Humanitarian space must be regained - UNAMA

UN agencies and international humanitarian organisations in Afghanistan face “much tighter security restrictions” than before while the needs of Afghan people have “risen”, a senior UN official in Kabul said on 17 December.

“This is the inevitable consequence of a worsening security situation,” Charlie Heggins, an official with the United Nations Assistance Mission in Afghanistan (UNAMA), told reporters in Kabul.

Increasingly affected by insurgency-related violence and insecurity, Afghanistan’s “squeezing humanitarian space” has experienced over 130 “serious security incidents” involving humanitarian actors in which at least 15 aid workers (11 Afghans and four internationals) have lost their lives over the past year, said Heggins, who heads UNAMA’s humanitarian unit.

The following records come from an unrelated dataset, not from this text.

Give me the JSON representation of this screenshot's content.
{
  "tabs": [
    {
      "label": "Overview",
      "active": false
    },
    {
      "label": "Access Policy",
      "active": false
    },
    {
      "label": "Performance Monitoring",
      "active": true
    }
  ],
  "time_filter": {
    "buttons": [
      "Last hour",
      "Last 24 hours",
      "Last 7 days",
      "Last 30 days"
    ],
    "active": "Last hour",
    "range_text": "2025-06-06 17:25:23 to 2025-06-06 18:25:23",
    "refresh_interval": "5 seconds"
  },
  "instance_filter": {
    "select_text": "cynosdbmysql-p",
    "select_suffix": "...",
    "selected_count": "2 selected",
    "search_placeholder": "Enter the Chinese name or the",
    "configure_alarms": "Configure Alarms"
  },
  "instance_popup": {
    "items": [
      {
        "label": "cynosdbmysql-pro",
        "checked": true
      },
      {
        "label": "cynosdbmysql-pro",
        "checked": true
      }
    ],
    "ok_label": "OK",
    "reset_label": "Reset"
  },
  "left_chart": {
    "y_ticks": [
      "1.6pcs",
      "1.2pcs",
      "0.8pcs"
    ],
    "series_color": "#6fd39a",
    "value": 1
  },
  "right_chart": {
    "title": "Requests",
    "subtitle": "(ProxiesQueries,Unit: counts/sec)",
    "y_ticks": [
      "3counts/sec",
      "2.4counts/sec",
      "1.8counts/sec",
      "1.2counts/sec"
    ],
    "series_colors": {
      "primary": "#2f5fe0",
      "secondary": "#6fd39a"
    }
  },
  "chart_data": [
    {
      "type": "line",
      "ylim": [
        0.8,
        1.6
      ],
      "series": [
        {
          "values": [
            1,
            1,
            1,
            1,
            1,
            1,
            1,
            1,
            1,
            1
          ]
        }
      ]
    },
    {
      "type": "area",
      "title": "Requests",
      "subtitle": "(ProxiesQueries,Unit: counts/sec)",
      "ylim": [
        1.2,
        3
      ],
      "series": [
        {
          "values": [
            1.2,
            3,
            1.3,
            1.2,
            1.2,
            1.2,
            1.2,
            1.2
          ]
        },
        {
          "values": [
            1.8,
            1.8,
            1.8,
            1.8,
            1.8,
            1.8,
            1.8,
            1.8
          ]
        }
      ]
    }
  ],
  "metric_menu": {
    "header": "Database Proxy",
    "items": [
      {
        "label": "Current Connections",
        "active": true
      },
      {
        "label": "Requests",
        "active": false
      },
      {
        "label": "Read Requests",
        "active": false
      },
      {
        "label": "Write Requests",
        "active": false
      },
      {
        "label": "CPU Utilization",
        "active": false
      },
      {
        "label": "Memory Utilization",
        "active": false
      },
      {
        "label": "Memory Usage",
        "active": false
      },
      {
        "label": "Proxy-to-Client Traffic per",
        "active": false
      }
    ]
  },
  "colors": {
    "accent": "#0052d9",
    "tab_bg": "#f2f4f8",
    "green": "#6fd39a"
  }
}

Security restrictions have impeded UN agencies’ access to more than 77 districts in the southern, eastern and southeastern parts of the country since the beginning of 2007.

Humanitarian access restrictions have also adversely affected the living conditions of millions of vulnerable Afghans who are in need of assistance, UNAMA said.

To overcome the growing challenge of shrinking humanitarian space, aid agencies should uphold and re-demonstrate the principles of neutrality and impartiality, Heggins said.

All sides to the conflict must also ensure a “free space” for independent humanitarian action, Heggins said, adding: “We need to regain the space that humanitarian action needs, in order for agencies to deliver fundamental life-saving services to the population”.

Successful pre-positioning of aid

Despite movement restrictions, UN agencies have been successful in pre-positioning food and non-food relief items across 17 of Afghanistan’s 34 provinces, UNAMA said.

UN officials said that of the planned 22,000-plus metric tonnes (mt) of mixed food aid and non-food items for high elevation areas, where heavy snow and rainfall block roads during winter, up to 90 percent of the aid had already been delivered and stocked in different locations across the country.

The UN World Food Programme (WFP) on 25 November resumed deliveries through a dangerous intersection in southern Afghanistan, and despatched 254 mt of food aid to Herat Province, western Afghanistan.

In June 2007 WFP had been forced to suspend deliveries in the area following increased attacks on its food convoys. Unidentified gunmen torched a truck hired by WFP and looted its 15,000 mt of fortified biscuits in the second week of December, UNAMA confirmed.

According to UNAMA, over four million needy Afghans have received humanitarian relief - mostly food aid, in 2007.